◆ **Work task**:
In the copy, keep every word of the data below and none of its pictures.

◆ **Data extracts**:
○ ○ ○ ○

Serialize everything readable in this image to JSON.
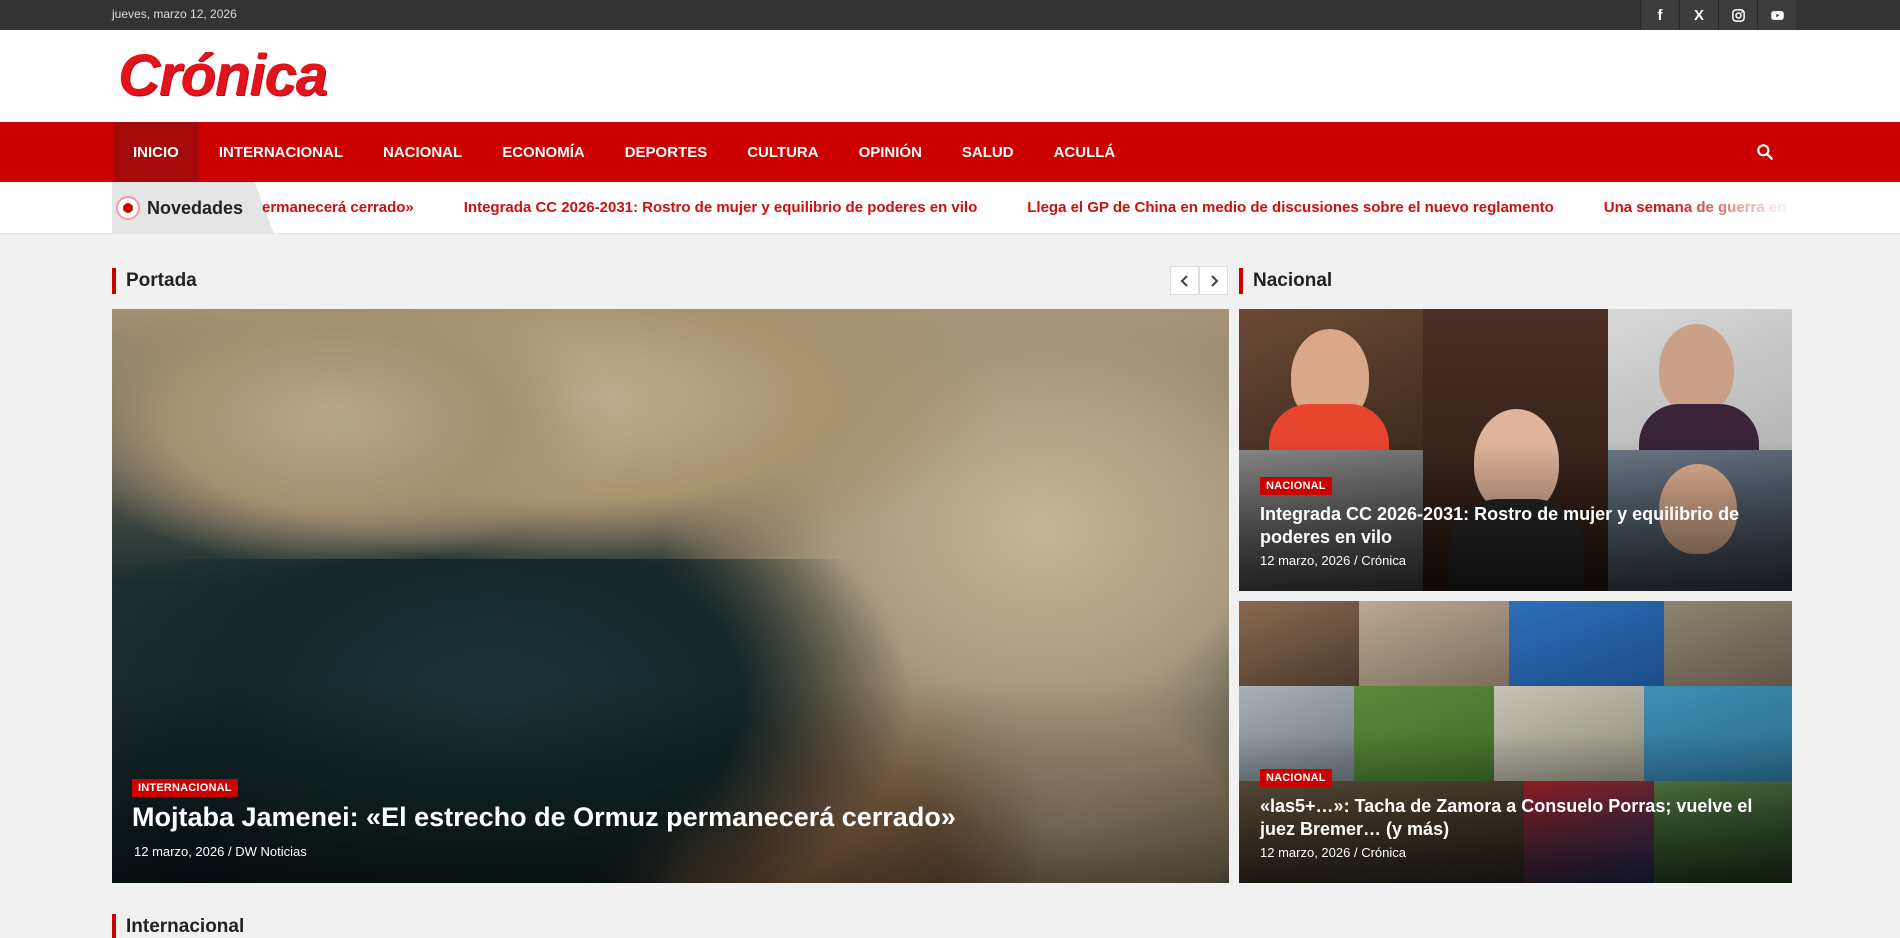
{
  "topbar": {
    "date": "jueves, marzo 12, 2026",
    "social": [
      {
        "icon": "facebook-icon",
        "glyph": "f"
      },
      {
        "icon": "x-icon",
        "glyph": "X"
      },
      {
        "icon": "instagram-icon",
        "glyph": ""
      },
      {
        "icon": "youtube-icon",
        "glyph": ""
      }
    ]
  },
  "header": {
    "logo": "Crónica"
  },
  "nav": {
    "items": [
      "INICIO",
      "INTERNACIONAL",
      "NACIONAL",
      "ECONOMÍA",
      "DEPORTES",
      "CULTURA",
      "OPINIÓN",
      "SALUD",
      "ACULLÁ"
    ],
    "search_icon": "search-icon"
  },
  "ticker": {
    "label": "Novedades",
    "items": [
      "ermanecerá cerrado»",
      "Integrada CC 2026-2031: Rostro de mujer y equilibrio de poderes en vilo",
      "Llega el GP de China en medio de discusiones sobre el nuevo reglamento",
      "Una semana de guerra en Irán ha costado"
    ]
  },
  "portada": {
    "title": "Portada",
    "hero": {
      "category": "INTERNACIONAL",
      "headline": "Mojtaba Jamenei: «El estrecho de Ormuz permanecerá cerrado»",
      "date": "12 marzo, 2026",
      "author": "DW Noticias"
    }
  },
  "nacional": {
    "title": "Nacional",
    "cards": [
      {
        "category": "NACIONAL",
        "headline": "Integrada CC 2026-2031: Rostro de mujer y equilibrio de poderes en vilo",
        "date": "12 marzo, 2026",
        "author": "Crónica"
      },
      {
        "category": "NACIONAL",
        "headline": "«las5+…»: Tacha de Zamora a Consuelo Porras; vuelve el juez Bremer… (y más)",
        "date": "12 marzo, 2026",
        "author": "Crónica"
      }
    ]
  },
  "internacional": {
    "title": "Internacional"
  },
  "colors": {
    "brand_red": "#cc0000",
    "logo_red": "#e3121b",
    "topbar": "#333333",
    "background": "#f1f1f1"
  }
}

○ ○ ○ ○

◆ **Written response**:
Serialize everything readable in this image to JSON.
{
  "topbar": {
    "date": "jueves, marzo 12, 2026",
    "social": [
      {
        "icon": "facebook-icon",
        "glyph": "f"
      },
      {
        "icon": "x-icon",
        "glyph": "X"
      },
      {
        "icon": "instagram-icon",
        "glyph": ""
      },
      {
        "icon": "youtube-icon",
        "glyph": ""
      }
    ]
  },
  "header": {
    "logo": "Crónica"
  },
  "nav": {
    "items": [
      "INICIO",
      "INTERNACIONAL",
      "NACIONAL",
      "ECONOMÍA",
      "DEPORTES",
      "CULTURA",
      "OPINIÓN",
      "SALUD",
      "ACULLÁ"
    ],
    "search_icon": "search-icon"
  },
  "ticker": {
    "label": "Novedades",
    "items": [
      "ermanecerá cerrado»",
      "Integrada CC 2026-2031: Rostro de mujer y equilibrio de poderes en vilo",
      "Llega el GP de China en medio de discusiones sobre el nuevo reglamento",
      "Una semana de guerra en Irán ha costado"
    ]
  },
  "portada": {
    "title": "Portada",
    "hero": {
      "category": "INTERNACIONAL",
      "headline": "Mojtaba Jamenei: «El estrecho de Ormuz permanecerá cerrado»",
      "date": "12 marzo, 2026",
      "author": "DW Noticias"
    }
  },
  "nacional": {
    "title": "Nacional",
    "cards": [
      {
        "category": "NACIONAL",
        "headline": "Integrada CC 2026-2031: Rostro de mujer y equilibrio de poderes en vilo",
        "date": "12 marzo, 2026",
        "author": "Crónica"
      },
      {
        "category": "NACIONAL",
        "headline": "«las5+…»: Tacha de Zamora a Consuelo Porras; vuelve el juez Bremer… (y más)",
        "date": "12 marzo, 2026",
        "author": "Crónica"
      }
    ]
  },
  "internacional": {
    "title": "Internacional"
  },
  "colors": {
    "brand_red": "#cc0000",
    "logo_red": "#e3121b",
    "topbar": "#333333",
    "background": "#f1f1f1"
  }
}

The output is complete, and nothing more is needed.